By a vote of 8-1 the Supreme Court reversed the judgment of the Eleventh Circuit, holding that when a participant dissipates the whole settlement on nontraceable items, the fiduciary cannot bring a suit to attach the participant’s general assets under ERISA §502(a)(3) because the suit is not one for “appropriate equitable relief.” The Court deemed it unclear whether Montanile had in fact dissipated all of his settlement in this manner, however, and thus remanded the case for further proceedings.
Justice Thomas delivered the opinion of the Court, joined by the Chief Justice and Justices Scalia, Kennedy, Breyer, Sotomayor, and Kagan. Justice Alito joined the majority opinion except for Part III-C. Justice Ginsburg filed a dissenting opinion.
To discuss the case, we have Daniel R. Thies, who is an associate at Sidley Austin LLP. SCOTUScast 2-24-16 featuring George Conway
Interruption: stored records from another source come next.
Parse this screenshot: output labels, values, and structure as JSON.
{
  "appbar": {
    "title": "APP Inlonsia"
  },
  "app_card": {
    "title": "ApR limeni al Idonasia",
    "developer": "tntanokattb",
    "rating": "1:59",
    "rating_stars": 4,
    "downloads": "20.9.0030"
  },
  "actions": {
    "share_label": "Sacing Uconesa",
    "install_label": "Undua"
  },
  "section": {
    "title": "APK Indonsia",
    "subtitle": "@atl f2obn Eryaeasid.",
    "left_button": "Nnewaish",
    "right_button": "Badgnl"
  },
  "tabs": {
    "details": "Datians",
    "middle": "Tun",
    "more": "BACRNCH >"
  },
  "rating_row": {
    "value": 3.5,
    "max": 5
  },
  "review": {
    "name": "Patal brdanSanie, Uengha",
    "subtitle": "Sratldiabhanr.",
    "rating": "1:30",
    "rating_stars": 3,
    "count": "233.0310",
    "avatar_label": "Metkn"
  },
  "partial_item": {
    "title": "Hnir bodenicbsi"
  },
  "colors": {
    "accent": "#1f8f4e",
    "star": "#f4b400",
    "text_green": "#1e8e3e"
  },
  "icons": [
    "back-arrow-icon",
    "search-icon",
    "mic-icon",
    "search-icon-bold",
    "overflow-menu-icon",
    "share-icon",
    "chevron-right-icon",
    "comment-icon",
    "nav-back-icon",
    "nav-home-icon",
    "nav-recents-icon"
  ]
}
On January 25, 2016, the Supreme Court decided Amgen Inc v. Harris without oral argument. Former employees of an Amgen subsidiary had participated in a benefit plan that offered ownership of Amgen stock. When the value of Amgen stock fell in 2007, stockholders filed a class action against plan fiduciaries alleging a breach of fiduciary duties, including the duty of prudence, under the Employee Retirement Income Security Act of 1974. Although the U.S. Court of Appeals for the Ninth Circuit initially reversed a district court decision dismissing the class action complaint, the U.S. Supreme Court then vacated the Ninth Circuit’s judgment and remanded the case in light of the Supreme Court’s then-recent decision Fifth Third Bancorp v. Dudenhoeffer, which set forth the standards for stating a claim for breach of the duty of prudence against fiduciaries who manage employee stock ownership plans.
On remand, the Ninth Circuit reiterated its conclusion that the plaintiffs’ complaint stated a claim for breach of fiduciary duty, and the Supreme Court again granted certiorari. In a per curiam opinion the Court reversed the judgment of the Ninth Circuit by a vote of 9-0, holding that the Circuit had failed to properly evaluate the complaint. In its current form, the Supreme Court concluded, the complaint failed to state a claim for breach of the duty of prudence. In remanding the case, however, the Court indicated that the district court could decide in the first instance whether the stockholders might amend their complaint in order to adequately plead a claim for breach of the duty of prudence.
To discuss the case, we have George T. Conway III, who is Partner, Litigation at Wachtell, Lipton, Rosen & Katz. Short Video with Richard Epstein
Professor Richard Epstein, Professor of Law at NYU School of Law, continues to give an brief history of unions and collective bargaining -- focusing on changes in markets resulting from globalization and discussing the instance of unions in the Japanese automobile industry.